→ Exercise data:
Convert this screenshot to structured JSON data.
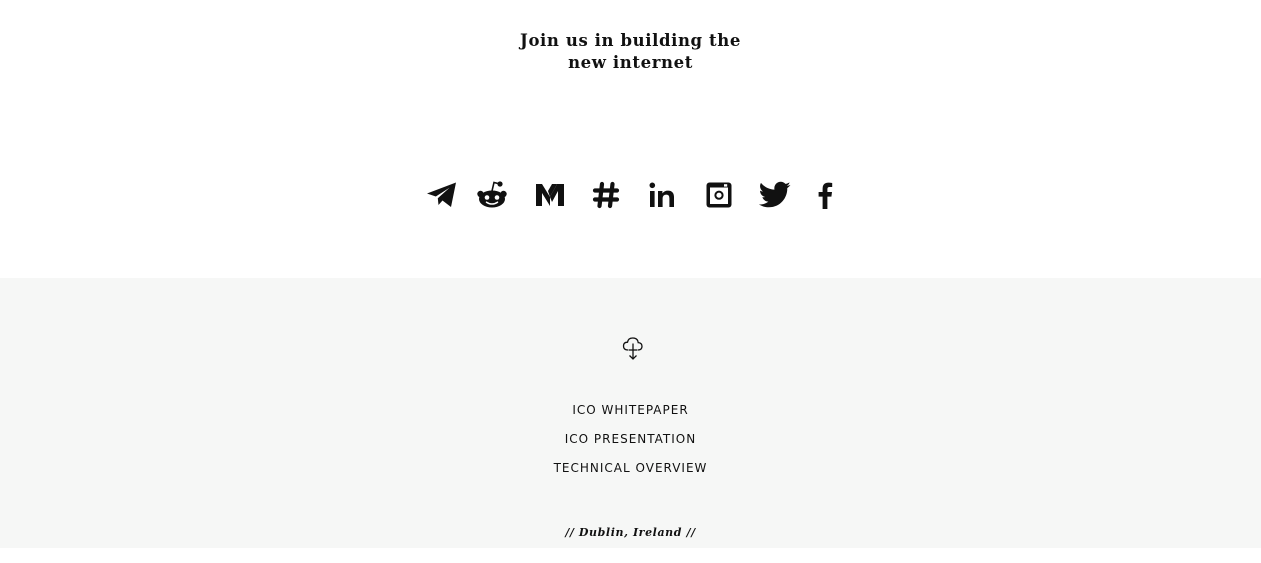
{
  "hero": {
    "heading_line1": "Join us in building the",
    "heading_line2": "new internet"
  },
  "social_links": [
    {
      "icon": "telegram-icon"
    },
    {
      "icon": "reddit-icon"
    },
    {
      "icon": "medium-icon"
    },
    {
      "icon": "slack-icon"
    },
    {
      "icon": "linkedin-icon"
    },
    {
      "icon": "instagram-icon"
    },
    {
      "icon": "twitter-icon"
    },
    {
      "icon": "facebook-icon"
    }
  ],
  "downloads": {
    "icon": "cloud-download-icon",
    "links": [
      {
        "label": "ICO WHITEPAPER"
      },
      {
        "label": "ICO PRESENTATION"
      },
      {
        "label": "TECHNICAL OVERVIEW"
      }
    ]
  },
  "footer": {
    "location": "// Dublin, Ireland //"
  },
  "colors": {
    "text": "#111111",
    "background": "#ffffff",
    "footer_background": "#f6f7f6"
  }
}
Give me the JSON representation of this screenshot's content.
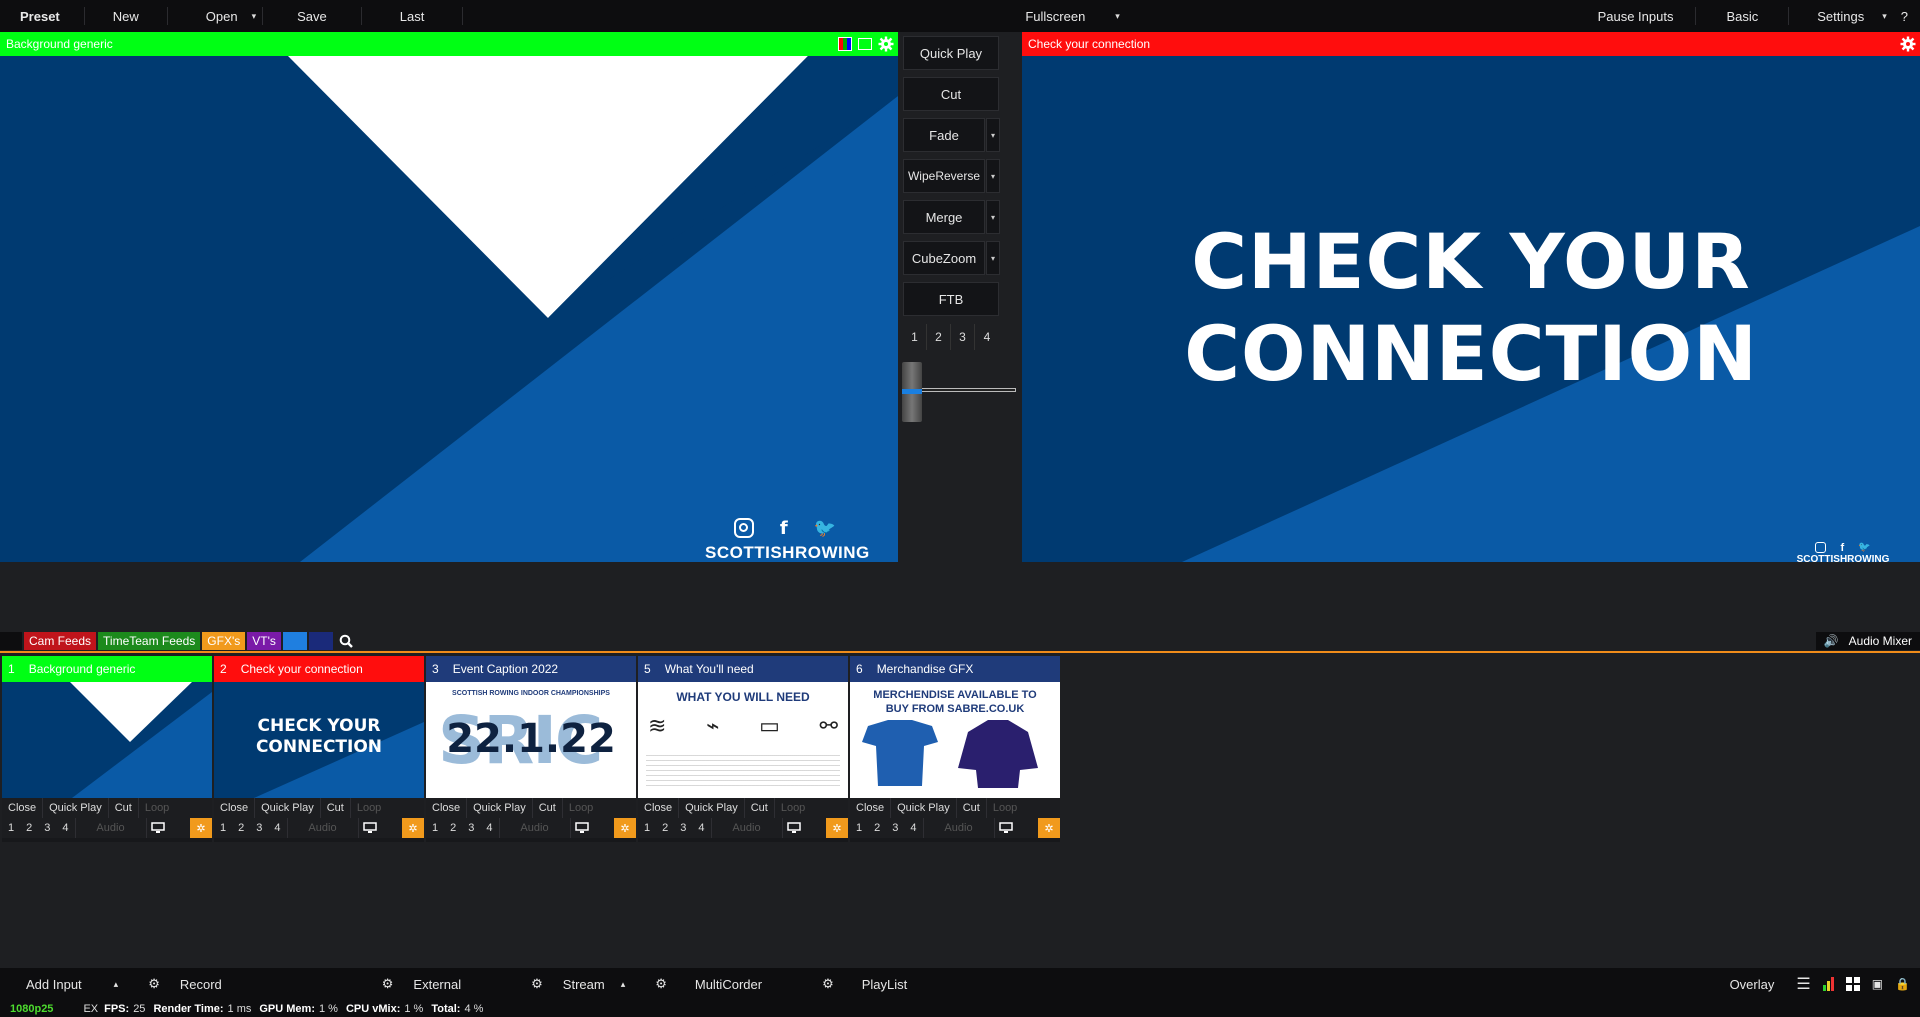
{
  "colors": {
    "green": "#00ff14",
    "red": "#ff0d0d",
    "blue": "#003a71",
    "orange": "#f19a1c",
    "navy": "#1f3b7a"
  },
  "topbar": {
    "preset": "Preset",
    "new": "New",
    "open": "Open",
    "save": "Save",
    "last": "Last",
    "fullscreen": "Fullscreen",
    "pause_inputs": "Pause Inputs",
    "basic": "Basic",
    "settings": "Settings",
    "help": "?"
  },
  "preview": {
    "title": "Background generic",
    "brand": "SCOTTISHROWING"
  },
  "output": {
    "title": "Check your connection",
    "line1": "CHECK YOUR",
    "line2": "CONNECTION",
    "brand": "SCOTTISHROWING"
  },
  "transitions": {
    "quick_play": "Quick Play",
    "cut": "Cut",
    "fade": "Fade",
    "wipe": "WipeReverse",
    "merge": "Merge",
    "cubezoom": "CubeZoom",
    "ftb": "FTB",
    "numbers": [
      "1",
      "2",
      "3",
      "4"
    ]
  },
  "tabs": {
    "items": [
      {
        "label": "Cam Feeds",
        "color": "#c0141b"
      },
      {
        "label": "TimeTeam Feeds",
        "color": "#1c8a1c"
      },
      {
        "label": "GFX's",
        "color": "#f19a1c"
      },
      {
        "label": "VT's",
        "color": "#7a1aa8"
      }
    ],
    "audio_mixer": "Audio Mixer"
  },
  "tiles": [
    {
      "num": "1",
      "title": "Background generic",
      "head_color": "#00ff14",
      "head_text": "#ffffff"
    },
    {
      "num": "2",
      "title": "Check your connection",
      "head_color": "#ff0d0d",
      "head_text": "#ffffff",
      "thumb_line1": "CHECK YOUR",
      "thumb_line2": "CONNECTION"
    },
    {
      "num": "3",
      "title": "Event Caption 2022",
      "head_color": "#1f3b7a",
      "head_text": "#ffffff",
      "thumb_top": "SCOTTISH ROWING INDOOR CHAMPIONSHIPS",
      "thumb_date": "22.1.22"
    },
    {
      "num": "5",
      "title": "What You'll need",
      "head_color": "#1f3b7a",
      "head_text": "#ffffff",
      "thumb_top": "WHAT YOU WILL NEED"
    },
    {
      "num": "6",
      "title": "Merchandise GFX",
      "head_color": "#1f3b7a",
      "head_text": "#ffffff",
      "thumb_line1": "MERCHENDISE AVAILABLE TO",
      "thumb_line2": "BUY FROM SABRE.CO.UK"
    }
  ],
  "tile_controls": {
    "close": "Close",
    "quick_play": "Quick Play",
    "cut": "Cut",
    "loop": "Loop",
    "audio": "Audio",
    "numbers": [
      "1",
      "2",
      "3",
      "4"
    ]
  },
  "bottombar": {
    "add_input": "Add Input",
    "record": "Record",
    "external": "External",
    "stream": "Stream",
    "multicorder": "MultiCorder",
    "playlist": "PlayList",
    "overlay": "Overlay"
  },
  "status": {
    "format": "1080p25",
    "ex": "EX",
    "fps_label": "FPS:",
    "fps": "25",
    "render_label": "Render Time:",
    "render": "1 ms",
    "gpu_label": "GPU Mem:",
    "gpu": "1 %",
    "cpu_label": "CPU vMix:",
    "cpu": "1 %",
    "total_label": "Total:",
    "total": "4 %"
  }
}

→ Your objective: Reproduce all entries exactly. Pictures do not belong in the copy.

→ Exercise response:
Convert this screenshot to structured JSON data.
{
  "hero": {
    "heading_line1": "Join us in building the",
    "heading_line2": "new internet"
  },
  "social_links": [
    {
      "icon": "telegram-icon"
    },
    {
      "icon": "reddit-icon"
    },
    {
      "icon": "medium-icon"
    },
    {
      "icon": "slack-icon"
    },
    {
      "icon": "linkedin-icon"
    },
    {
      "icon": "instagram-icon"
    },
    {
      "icon": "twitter-icon"
    },
    {
      "icon": "facebook-icon"
    }
  ],
  "downloads": {
    "icon": "cloud-download-icon",
    "links": [
      {
        "label": "ICO WHITEPAPER"
      },
      {
        "label": "ICO PRESENTATION"
      },
      {
        "label": "TECHNICAL OVERVIEW"
      }
    ]
  },
  "footer": {
    "location": "// Dublin, Ireland //"
  },
  "colors": {
    "text": "#111111",
    "background": "#ffffff",
    "footer_background": "#f6f7f6"
  }
}
Give me the JSON representation of this screenshot's content.
{
  "colors": {
    "green": "#00ff14",
    "red": "#ff0d0d",
    "blue": "#003a71",
    "orange": "#f19a1c",
    "navy": "#1f3b7a"
  },
  "topbar": {
    "preset": "Preset",
    "new": "New",
    "open": "Open",
    "save": "Save",
    "last": "Last",
    "fullscreen": "Fullscreen",
    "pause_inputs": "Pause Inputs",
    "basic": "Basic",
    "settings": "Settings",
    "help": "?"
  },
  "preview": {
    "title": "Background generic",
    "brand": "SCOTTISHROWING"
  },
  "output": {
    "title": "Check your connection",
    "line1": "CHECK YOUR",
    "line2": "CONNECTION",
    "brand": "SCOTTISHROWING"
  },
  "transitions": {
    "quick_play": "Quick Play",
    "cut": "Cut",
    "fade": "Fade",
    "wipe": "WipeReverse",
    "merge": "Merge",
    "cubezoom": "CubeZoom",
    "ftb": "FTB",
    "numbers": [
      "1",
      "2",
      "3",
      "4"
    ]
  },
  "tabs": {
    "items": [
      {
        "label": "Cam Feeds",
        "color": "#c0141b"
      },
      {
        "label": "TimeTeam Feeds",
        "color": "#1c8a1c"
      },
      {
        "label": "GFX's",
        "color": "#f19a1c"
      },
      {
        "label": "VT's",
        "color": "#7a1aa8"
      }
    ],
    "audio_mixer": "Audio Mixer"
  },
  "tiles": [
    {
      "num": "1",
      "title": "Background generic",
      "head_color": "#00ff14",
      "head_text": "#ffffff"
    },
    {
      "num": "2",
      "title": "Check your connection",
      "head_color": "#ff0d0d",
      "head_text": "#ffffff",
      "thumb_line1": "CHECK YOUR",
      "thumb_line2": "CONNECTION"
    },
    {
      "num": "3",
      "title": "Event Caption 2022",
      "head_color": "#1f3b7a",
      "head_text": "#ffffff",
      "thumb_top": "SCOTTISH ROWING INDOOR CHAMPIONSHIPS",
      "thumb_date": "22.1.22"
    },
    {
      "num": "5",
      "title": "What You'll need",
      "head_color": "#1f3b7a",
      "head_text": "#ffffff",
      "thumb_top": "WHAT YOU WILL NEED"
    },
    {
      "num": "6",
      "title": "Merchandise GFX",
      "head_color": "#1f3b7a",
      "head_text": "#ffffff",
      "thumb_line1": "MERCHENDISE AVAILABLE TO",
      "thumb_line2": "BUY FROM SABRE.CO.UK"
    }
  ],
  "tile_controls": {
    "close": "Close",
    "quick_play": "Quick Play",
    "cut": "Cut",
    "loop": "Loop",
    "audio": "Audio",
    "numbers": [
      "1",
      "2",
      "3",
      "4"
    ]
  },
  "bottombar": {
    "add_input": "Add Input",
    "record": "Record",
    "external": "External",
    "stream": "Stream",
    "multicorder": "MultiCorder",
    "playlist": "PlayList",
    "overlay": "Overlay"
  },
  "status": {
    "format": "1080p25",
    "ex": "EX",
    "fps_label": "FPS:",
    "fps": "25",
    "render_label": "Render Time:",
    "render": "1 ms",
    "gpu_label": "GPU Mem:",
    "gpu": "1 %",
    "cpu_label": "CPU vMix:",
    "cpu": "1 %",
    "total_label": "Total:",
    "total": "4 %"
  }
}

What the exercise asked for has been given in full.